  8. They keep the testing companies in business and the test writers extremely busy. 
  9. Tests give armchair educators and politicians fodder for making laws on something they know little about.  
                                           **The last two are on the sarcastic side.**

Testing Cons
  1. They sort and label very young students, and those labels are nearly impossible to change.
  2. Some tests are biased which, of course, skew the data. 
  3. They are used to assess teachers in inappropriate ways. (high scores = pay incentives?) 
  4. They are used to rank schools and communities. (Those rankings help real estate agents, but it is unclear how they assist teachers or students.) 
  5. They may be regarded as high stakes for teachers and schools, but many parents and students are indifferent or apathetic. 
  6. They dictate or drive the curriculum without regard to the individual children we teach. 
  7. Often, raising the test scores becomes the single most important indicator of overall school improvement. 
  8. Due to the changing landscape of the testing environment, money needed for teachers and the classroom often goes to purchasing updated testing materials. 
  9. Under Federal direction, national testing standards usurp the authority of the state and local school boards. 
  10. Often they are not aligned with the curriculum a district is using; so, curriculum is often changed or narrowed to match the tests. 
Questions That Need to Be Asked
  1. What is the purpose of the test?
  2. How will the results be communicated and used by the district? 
  3. Is the test a reflection of the curriculum that is taught? 
  4. Will the results help teachers be better teachers and give students ways to be better learners?
  5. Does it measure both a student's understanding of concepts as well as the process of getting the answer? 
  6. Is it principally made up of multiple choice questions or does it does it contain any performance based assessment? 
  7. What other means of evaluation does the school use to measure a child's progress? 
  8. Is it worth the time and money?

Putting the Pieces Together
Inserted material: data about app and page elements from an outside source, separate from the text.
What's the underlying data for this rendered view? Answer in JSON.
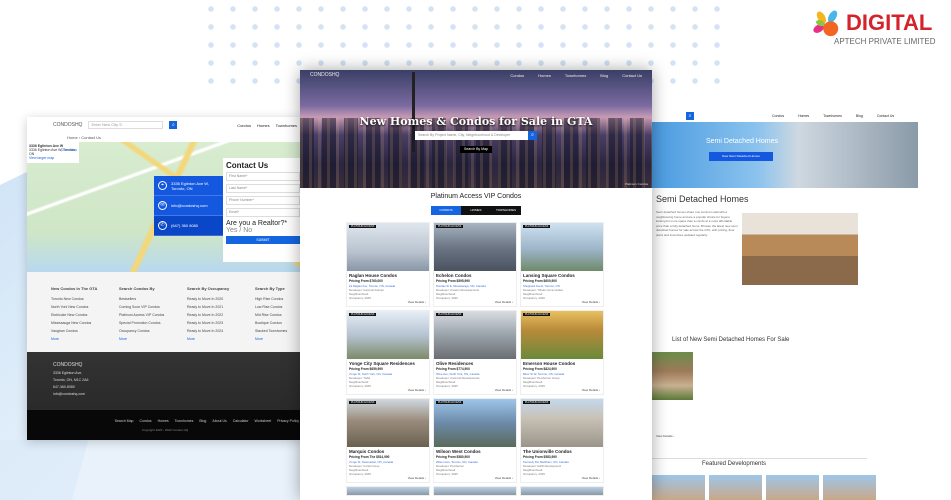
{
  "brand": {
    "name": "DIGITAL",
    "tagline": "APTECH PRIVATE LIMITED",
    "tm": "TM"
  },
  "colors": {
    "accent": "#1565e0",
    "brand_red": "#d4242b"
  },
  "left_page": {
    "logo": "CONDOSHQ",
    "search_placeholder": "Enter New City S",
    "nav": [
      "Condos",
      "Homes",
      "Townhomes"
    ],
    "breadcrumb": [
      "Home",
      "Contact Us"
    ],
    "map_card": {
      "title": "3336 Eglinton Ave W",
      "address": "3336 Eglinton Ave W, Toronto, ON",
      "link": "View larger map",
      "directions": "Directions"
    },
    "info": {
      "address": "3336 Eglinton Ave W, Toronto, ON",
      "email": "info@condoshq.com",
      "phone": "(647) 360 8080"
    },
    "form": {
      "title": "Contact Us",
      "fields": [
        "First Name*",
        "Last Name*",
        "Phone Number*",
        "Email*"
      ],
      "question": "Are you a Realtor?*",
      "option": "Yes / No",
      "submit": "SUBMIT"
    },
    "footer_cols": [
      {
        "title": "New Condos In The GTA",
        "items": [
          "Toronto New Condos",
          "North York New Condos",
          "Etobicoke New Condos",
          "Mississauga New Condos",
          "Vaughan Condos"
        ],
        "more": "More"
      },
      {
        "title": "Search Condos By",
        "items": [
          "Bestsellers",
          "Coming Soon VIP Condos",
          "Platinum Access VIP Condos",
          "Special Promotion Condos",
          "Occupancy Condos"
        ],
        "more": "More"
      },
      {
        "title": "Search By Occupancy",
        "items": [
          "Ready to Move In 2020",
          "Ready to Move In 2021",
          "Ready to Move In 2022",
          "Ready to Move In 2023",
          "Ready to Move In 2024"
        ],
        "more": "More"
      },
      {
        "title": "Search By Type",
        "items": [
          "High Rise Condos",
          "Low Rise Condos",
          "Mid Rise Condos",
          "Boutique Condos",
          "Stacked Townhomes"
        ],
        "more": "More"
      }
    ],
    "dark_footer": {
      "logo": "CONDOSHQ",
      "address1": "3336 Eglinton Ave,",
      "address2": "Toronto, ON, M1C 2A6",
      "phone": "647-360-8080",
      "email": "info@condoshq.com"
    },
    "bottom_links": [
      "Search Map",
      "Condos",
      "Homes",
      "Townhomes",
      "Blog",
      "About Us",
      "Calculator",
      "Worksheet",
      "Privacy Policy"
    ],
    "copyright": "Copyright 2020 - 2022 Condos HQ"
  },
  "center_page": {
    "logo": "CONDOSHQ",
    "nav": [
      "Condos",
      "Homes",
      "Townhomes",
      "Blog",
      "Contact Us"
    ],
    "hero_title": "New Homes & Condos for Sale in GTA",
    "search_placeholder": "Search By Project Name, City, Neighbourhood & Developer",
    "map_button": "Search By Map",
    "credit": "Platinum Condos",
    "section_title": "Platinum Access VIP Condos",
    "tabs": [
      "CONDOS",
      "HOMES",
      "TOWNHOMES"
    ],
    "view_label": "View Details ›",
    "cards": [
      {
        "tag": "PLATINUM ACCESS",
        "name": "Raglan House Condos",
        "price": "Pricing From $760,000",
        "address": "19 Raglan Ave, Toronto, ON, Canada",
        "developer": "Developer: Camrost Felcorp",
        "neighbourhood": "Neighbourhood:",
        "occupancy": "Occupancy: 2025",
        "bg": "linear-gradient(#dfe6ee,#b9c3cf 60%,#8896a6)"
      },
      {
        "tag": "PLATINUM ACCESS",
        "name": "Echelon Condos",
        "price": "Pricing From $595,990",
        "address": "Dundas St E, Mississauga, ON, Canada",
        "developer": "Developer: Amacon Developments",
        "neighbourhood": "Neighbourhood:",
        "occupancy": "Occupancy: 2026",
        "bg": "linear-gradient(#a8b4c2,#6c7684 50%,#4a5260)"
      },
      {
        "tag": "PLATINUM ACCESS",
        "name": "Lansing Square Condos",
        "price": "Pricing From $600,900",
        "address": "Sheppard Ave E, Toronto, ON",
        "developer": "Developer: Tribute Communities",
        "neighbourhood": "Neighbourhood:",
        "occupancy": "Occupancy: 2026",
        "bg": "linear-gradient(#cfe2f2,#9cb4c8 55%,#6f8a6a)"
      },
      {
        "tag": "PLATINUM ACCESS",
        "name": "Yonge City Square Residences",
        "price": "Pricing From $659,990",
        "address": "Yonge St, North York, ON, Canada",
        "developer": "Developer: Tridel",
        "neighbourhood": "Neighbourhood:",
        "occupancy": "Occupancy: 2025",
        "bg": "linear-gradient(#e6eef6,#b6c4d2 50%,#7c8a6a)"
      },
      {
        "tag": "PLATINUM ACCESS",
        "name": "Olive Residences",
        "price": "Pricing From $774,900",
        "address": "Olive Ave, North York, ON, Canada",
        "developer": "Developer: Camrost Developments",
        "neighbourhood": "Neighbourhood:",
        "occupancy": "Occupancy: 2025",
        "bg": "linear-gradient(#d8dde2,#9aa2aa 50%,#6a6e72)"
      },
      {
        "tag": "PLATINUM ACCESS",
        "name": "Emerson House Condos",
        "price": "Pricing From $824,900",
        "address": "Bloor St W, Toronto, ON, Canada",
        "developer": "Developer: Pemberton Group",
        "neighbourhood": "Neighbourhood:",
        "occupancy": "Occupancy: 2025",
        "bg": "linear-gradient(#e8c060,#b88a3a 40%,#6a8a3a)"
      },
      {
        "tag": "PLATINUM ACCESS",
        "name": "Marquis Condos",
        "price": "Pricing From The $514,990",
        "address": "Yonge St, Newmarket, ON, Canada",
        "developer": "Developer: Cortel Group",
        "neighbourhood": "Neighbourhood:",
        "occupancy": "Occupancy: 2025",
        "bg": "linear-gradient(#cfd8e0,#9a8c7c 45%,#6a6050)"
      },
      {
        "tag": "PLATINUM ACCESS",
        "name": "Wilson West Condos",
        "price": "Pricing From $580,900",
        "address": "Wilson Ave, Toronto, ON, Canada",
        "developer": "Developer: Pemberton",
        "neighbourhood": "Neighbourhood:",
        "occupancy": "Occupancy: 2025",
        "bg": "linear-gradient(#9ec6ea,#6c8aa8 50%,#5a6a5a)"
      },
      {
        "tag": "PLATINUM ACCESS",
        "name": "The Unionville Condos",
        "price": "Pricing From $583,990",
        "address": "Kennedy Rd, Markham, ON, Canada",
        "developer": "Developer: H&W Development",
        "neighbourhood": "Neighbourhood:",
        "occupancy": "Occupancy: 2025",
        "bg": "linear-gradient(#c4d8ec,#c8c2b6 40%,#9a948a)"
      }
    ]
  },
  "right_page": {
    "nav": [
      "Condos",
      "Homes",
      "Townhomes",
      "Blog",
      "Contact Us"
    ],
    "hero_title": "Semi Detached Homes",
    "hero_button": "New Semi Detached Homes",
    "heading": "Semi Detached Homes",
    "paragraph": "Semi detached homes share one common wall with a neighbouring home and are a popular choice for buyers looking for more space than a condo at a more affordable price than a fully detached home. Browse the latest new semi detached homes for sale across the GTA, with pricing, floor plans and incentives updated regularly.",
    "list_title": "List of New Semi Detached Homes For Sale",
    "view_label": "View Details ›",
    "featured_title": "Featured Developments"
  }
}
What does it mean to think mathematically?  

It means using math vocabulary, language and symbols to describe or interpret mathematical concepts, procedures and to discover relationships among ideas.  Therefore when a student problem solves, they use previous knowledge, skills, and understanding of concepts to solve a problem.  This process might include formulating problems, applying a variety of strategies, or interpreting results.

What can we do to help our students become better mathematical thinkers?  

We can teach and model problem solving strategies.  We can remember and plan our lessons to involve the three stages of conceptual development: concrete, pictorial, and abstract. We can have the students talk or write about how they got an answer either with the class or with a partner.  We can use writing in the mathematics classroom (such as math journals) to allow the students to practice expository writing and show their understanding.  We can exhibit math word walls and have the students use the glossary in their book to write and define terms. 

We can also create a positive and safe classroom atmosphere for problem solving... 

By being enthusiastic and allowing the students to take risks without consequences.  By emphasizing the process as well as the answer, the students may be willing to try unconventional or different ways to solve the problem.  I always tell my students that there isn't just one right way to get an answer which surprises many of them.  In fact, this is one of the posters that hangs in my classroom.

  
As math teachers, let's continue to emphasize problem solving so that all students will acquire confidence in using mathematics meaningfully. But most of all, let's have fun while we are doing it!

$7.75 on TPT
If you are interested in having a math dictionary for your students, check out A Simple Math Dictionary. It is a 30 page dictionary which uses easy and clear definitions as well as formulas and examples so that students can learn and understand new math words without difficulty or cumbersome language. Most definitions include diagrams and/or illustrations for the visual learner. Over 300 common math terms are organized alphabetically for quick reference.